| Exercise brief |
Give the total number of lines in the data below that include "JSON", and nothing else.

====== Information ======

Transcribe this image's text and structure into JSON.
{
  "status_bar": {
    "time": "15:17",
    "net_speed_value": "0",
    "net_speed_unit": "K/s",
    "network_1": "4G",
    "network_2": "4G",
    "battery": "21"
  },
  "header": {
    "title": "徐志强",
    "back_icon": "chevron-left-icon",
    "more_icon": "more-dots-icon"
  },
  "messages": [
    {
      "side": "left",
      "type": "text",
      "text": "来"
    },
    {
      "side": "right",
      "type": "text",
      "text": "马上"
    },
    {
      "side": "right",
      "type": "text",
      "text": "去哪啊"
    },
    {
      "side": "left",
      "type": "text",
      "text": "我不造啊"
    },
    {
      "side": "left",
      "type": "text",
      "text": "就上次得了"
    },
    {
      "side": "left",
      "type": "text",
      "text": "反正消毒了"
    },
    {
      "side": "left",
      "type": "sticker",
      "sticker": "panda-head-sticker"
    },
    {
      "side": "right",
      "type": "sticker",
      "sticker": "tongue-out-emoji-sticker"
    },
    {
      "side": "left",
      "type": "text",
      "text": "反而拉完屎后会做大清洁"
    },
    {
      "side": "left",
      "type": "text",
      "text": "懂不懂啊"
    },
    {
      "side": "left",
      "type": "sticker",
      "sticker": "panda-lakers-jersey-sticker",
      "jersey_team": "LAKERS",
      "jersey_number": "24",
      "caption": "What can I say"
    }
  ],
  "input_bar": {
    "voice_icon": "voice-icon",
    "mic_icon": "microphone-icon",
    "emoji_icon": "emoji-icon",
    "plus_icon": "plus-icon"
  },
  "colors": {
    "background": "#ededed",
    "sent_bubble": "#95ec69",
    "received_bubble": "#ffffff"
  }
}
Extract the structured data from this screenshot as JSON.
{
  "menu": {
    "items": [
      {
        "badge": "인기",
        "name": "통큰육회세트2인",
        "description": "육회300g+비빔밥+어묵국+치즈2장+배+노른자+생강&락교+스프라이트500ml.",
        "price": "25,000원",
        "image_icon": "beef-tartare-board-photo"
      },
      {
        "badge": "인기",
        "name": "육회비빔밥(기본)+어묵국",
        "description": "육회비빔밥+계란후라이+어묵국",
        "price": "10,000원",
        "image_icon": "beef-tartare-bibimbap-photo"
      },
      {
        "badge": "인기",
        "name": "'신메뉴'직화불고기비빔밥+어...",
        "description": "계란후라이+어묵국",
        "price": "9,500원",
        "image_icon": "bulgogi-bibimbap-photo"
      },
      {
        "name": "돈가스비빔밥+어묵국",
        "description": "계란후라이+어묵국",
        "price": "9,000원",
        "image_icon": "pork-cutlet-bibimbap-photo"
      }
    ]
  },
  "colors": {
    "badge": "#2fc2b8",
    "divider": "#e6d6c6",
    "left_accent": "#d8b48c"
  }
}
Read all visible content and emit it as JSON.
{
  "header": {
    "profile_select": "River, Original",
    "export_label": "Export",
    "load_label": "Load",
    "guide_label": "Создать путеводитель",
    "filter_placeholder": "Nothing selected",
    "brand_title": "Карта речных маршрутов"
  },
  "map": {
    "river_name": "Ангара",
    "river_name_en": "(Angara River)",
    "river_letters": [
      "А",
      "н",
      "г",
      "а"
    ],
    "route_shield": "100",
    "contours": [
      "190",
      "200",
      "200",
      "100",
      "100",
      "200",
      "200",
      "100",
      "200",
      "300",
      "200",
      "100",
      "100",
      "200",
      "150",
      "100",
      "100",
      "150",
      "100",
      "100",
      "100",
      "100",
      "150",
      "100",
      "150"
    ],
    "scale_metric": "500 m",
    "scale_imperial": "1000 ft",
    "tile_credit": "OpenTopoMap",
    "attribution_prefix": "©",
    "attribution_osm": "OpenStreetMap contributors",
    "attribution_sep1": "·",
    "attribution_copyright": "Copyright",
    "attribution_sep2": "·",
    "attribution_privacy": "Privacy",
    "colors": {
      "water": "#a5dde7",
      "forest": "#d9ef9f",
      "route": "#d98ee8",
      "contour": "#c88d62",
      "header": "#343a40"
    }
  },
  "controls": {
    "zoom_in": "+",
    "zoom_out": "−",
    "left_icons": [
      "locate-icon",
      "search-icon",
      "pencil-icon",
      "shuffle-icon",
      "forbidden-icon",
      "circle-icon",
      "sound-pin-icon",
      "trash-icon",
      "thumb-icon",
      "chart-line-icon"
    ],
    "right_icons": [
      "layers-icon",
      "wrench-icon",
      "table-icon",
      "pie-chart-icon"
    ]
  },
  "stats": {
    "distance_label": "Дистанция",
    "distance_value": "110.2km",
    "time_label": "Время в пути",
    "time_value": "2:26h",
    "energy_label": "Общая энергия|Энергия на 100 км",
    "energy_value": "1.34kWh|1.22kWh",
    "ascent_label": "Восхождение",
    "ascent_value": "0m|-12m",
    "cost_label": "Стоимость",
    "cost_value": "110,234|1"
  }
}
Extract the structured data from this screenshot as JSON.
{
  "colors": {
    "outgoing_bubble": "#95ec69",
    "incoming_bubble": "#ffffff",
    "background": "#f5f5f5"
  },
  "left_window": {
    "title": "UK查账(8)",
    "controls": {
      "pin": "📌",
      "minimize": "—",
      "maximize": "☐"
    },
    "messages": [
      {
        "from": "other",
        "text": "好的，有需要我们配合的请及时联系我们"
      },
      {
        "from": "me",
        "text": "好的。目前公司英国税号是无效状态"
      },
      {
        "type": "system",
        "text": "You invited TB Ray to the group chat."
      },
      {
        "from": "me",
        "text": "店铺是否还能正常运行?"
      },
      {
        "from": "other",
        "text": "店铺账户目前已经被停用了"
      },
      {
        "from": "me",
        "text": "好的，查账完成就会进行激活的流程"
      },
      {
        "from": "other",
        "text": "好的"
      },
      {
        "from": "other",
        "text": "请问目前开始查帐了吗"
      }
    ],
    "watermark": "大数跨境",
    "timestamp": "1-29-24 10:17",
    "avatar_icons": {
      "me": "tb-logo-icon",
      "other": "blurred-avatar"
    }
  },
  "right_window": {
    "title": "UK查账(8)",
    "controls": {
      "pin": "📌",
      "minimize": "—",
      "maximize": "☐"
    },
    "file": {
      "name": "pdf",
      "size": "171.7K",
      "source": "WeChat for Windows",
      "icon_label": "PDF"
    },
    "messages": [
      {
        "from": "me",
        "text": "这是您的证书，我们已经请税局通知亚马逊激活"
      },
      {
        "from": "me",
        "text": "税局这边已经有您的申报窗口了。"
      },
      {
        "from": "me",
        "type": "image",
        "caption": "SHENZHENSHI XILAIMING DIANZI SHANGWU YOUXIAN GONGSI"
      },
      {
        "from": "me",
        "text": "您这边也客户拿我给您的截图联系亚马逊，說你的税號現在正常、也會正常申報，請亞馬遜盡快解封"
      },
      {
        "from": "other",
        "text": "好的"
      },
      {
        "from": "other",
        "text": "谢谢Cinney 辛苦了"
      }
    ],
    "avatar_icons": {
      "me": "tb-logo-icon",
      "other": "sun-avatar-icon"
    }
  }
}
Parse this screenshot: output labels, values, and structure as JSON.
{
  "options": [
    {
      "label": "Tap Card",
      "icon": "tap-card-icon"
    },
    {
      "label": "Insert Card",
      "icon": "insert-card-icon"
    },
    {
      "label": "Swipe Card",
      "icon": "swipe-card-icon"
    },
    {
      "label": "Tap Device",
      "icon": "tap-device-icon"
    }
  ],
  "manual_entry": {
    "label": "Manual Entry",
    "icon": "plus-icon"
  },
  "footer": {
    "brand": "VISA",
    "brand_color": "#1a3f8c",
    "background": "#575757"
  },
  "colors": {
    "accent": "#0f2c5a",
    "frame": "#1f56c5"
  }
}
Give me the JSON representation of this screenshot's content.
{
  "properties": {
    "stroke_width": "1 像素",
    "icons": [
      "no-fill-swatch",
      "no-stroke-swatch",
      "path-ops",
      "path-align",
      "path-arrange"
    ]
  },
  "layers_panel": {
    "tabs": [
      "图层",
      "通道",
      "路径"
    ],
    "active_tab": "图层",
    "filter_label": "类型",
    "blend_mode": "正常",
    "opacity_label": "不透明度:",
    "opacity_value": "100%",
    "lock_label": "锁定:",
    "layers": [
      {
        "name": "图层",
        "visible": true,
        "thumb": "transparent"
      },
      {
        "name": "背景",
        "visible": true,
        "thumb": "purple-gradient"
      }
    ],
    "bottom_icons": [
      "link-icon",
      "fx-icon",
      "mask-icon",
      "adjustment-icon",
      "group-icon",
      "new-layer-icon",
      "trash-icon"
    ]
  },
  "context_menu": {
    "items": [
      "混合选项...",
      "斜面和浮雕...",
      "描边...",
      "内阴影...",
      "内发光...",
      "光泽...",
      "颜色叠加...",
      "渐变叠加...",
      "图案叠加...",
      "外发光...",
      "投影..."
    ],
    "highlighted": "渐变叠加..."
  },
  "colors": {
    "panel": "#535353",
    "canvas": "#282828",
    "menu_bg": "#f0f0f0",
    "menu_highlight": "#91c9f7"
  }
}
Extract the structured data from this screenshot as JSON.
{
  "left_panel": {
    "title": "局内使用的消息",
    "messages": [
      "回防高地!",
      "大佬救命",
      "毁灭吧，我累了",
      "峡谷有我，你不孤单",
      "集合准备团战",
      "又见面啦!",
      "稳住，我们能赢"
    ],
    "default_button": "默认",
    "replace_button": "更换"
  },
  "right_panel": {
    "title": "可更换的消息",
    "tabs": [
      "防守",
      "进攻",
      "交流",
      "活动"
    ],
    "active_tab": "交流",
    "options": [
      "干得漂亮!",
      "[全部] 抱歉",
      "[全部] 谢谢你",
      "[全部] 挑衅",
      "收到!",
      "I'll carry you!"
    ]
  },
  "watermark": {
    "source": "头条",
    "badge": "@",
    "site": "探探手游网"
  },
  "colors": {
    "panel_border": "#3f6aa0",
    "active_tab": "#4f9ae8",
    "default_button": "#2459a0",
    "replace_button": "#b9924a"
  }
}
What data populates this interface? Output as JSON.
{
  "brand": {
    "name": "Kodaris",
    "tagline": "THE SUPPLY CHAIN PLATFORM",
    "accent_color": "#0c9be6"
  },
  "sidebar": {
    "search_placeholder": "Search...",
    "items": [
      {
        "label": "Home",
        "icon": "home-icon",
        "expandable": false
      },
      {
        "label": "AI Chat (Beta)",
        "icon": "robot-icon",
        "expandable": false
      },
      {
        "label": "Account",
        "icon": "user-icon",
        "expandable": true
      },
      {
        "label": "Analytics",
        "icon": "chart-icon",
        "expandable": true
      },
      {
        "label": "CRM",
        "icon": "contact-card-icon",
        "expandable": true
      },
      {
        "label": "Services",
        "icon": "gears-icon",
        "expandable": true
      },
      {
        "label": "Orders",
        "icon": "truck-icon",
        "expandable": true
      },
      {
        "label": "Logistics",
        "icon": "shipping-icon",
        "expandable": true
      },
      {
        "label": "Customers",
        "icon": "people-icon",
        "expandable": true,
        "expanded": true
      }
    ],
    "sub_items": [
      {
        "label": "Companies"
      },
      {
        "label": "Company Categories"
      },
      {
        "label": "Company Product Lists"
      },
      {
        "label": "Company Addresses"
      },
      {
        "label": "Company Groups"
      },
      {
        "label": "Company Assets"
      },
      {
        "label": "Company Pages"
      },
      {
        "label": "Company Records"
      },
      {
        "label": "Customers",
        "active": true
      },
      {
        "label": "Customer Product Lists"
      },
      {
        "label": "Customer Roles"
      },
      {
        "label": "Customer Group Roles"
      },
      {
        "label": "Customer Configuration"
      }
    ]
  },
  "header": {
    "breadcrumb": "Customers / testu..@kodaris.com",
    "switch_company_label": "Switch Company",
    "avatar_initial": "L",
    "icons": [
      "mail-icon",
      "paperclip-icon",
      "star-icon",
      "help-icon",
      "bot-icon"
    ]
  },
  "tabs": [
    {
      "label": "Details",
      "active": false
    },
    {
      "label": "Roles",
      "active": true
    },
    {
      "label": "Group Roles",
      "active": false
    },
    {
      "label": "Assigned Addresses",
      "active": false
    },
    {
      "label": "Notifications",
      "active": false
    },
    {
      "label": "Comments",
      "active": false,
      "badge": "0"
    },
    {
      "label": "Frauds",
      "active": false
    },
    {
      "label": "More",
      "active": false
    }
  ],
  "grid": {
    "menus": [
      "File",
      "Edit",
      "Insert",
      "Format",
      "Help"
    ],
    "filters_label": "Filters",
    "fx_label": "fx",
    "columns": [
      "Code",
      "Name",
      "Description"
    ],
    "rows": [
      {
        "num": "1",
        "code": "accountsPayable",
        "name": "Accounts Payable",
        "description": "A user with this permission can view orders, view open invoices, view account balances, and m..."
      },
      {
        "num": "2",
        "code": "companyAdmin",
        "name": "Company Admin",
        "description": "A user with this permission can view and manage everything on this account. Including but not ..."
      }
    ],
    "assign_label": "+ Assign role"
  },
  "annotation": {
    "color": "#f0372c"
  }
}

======

| Exercise response |
8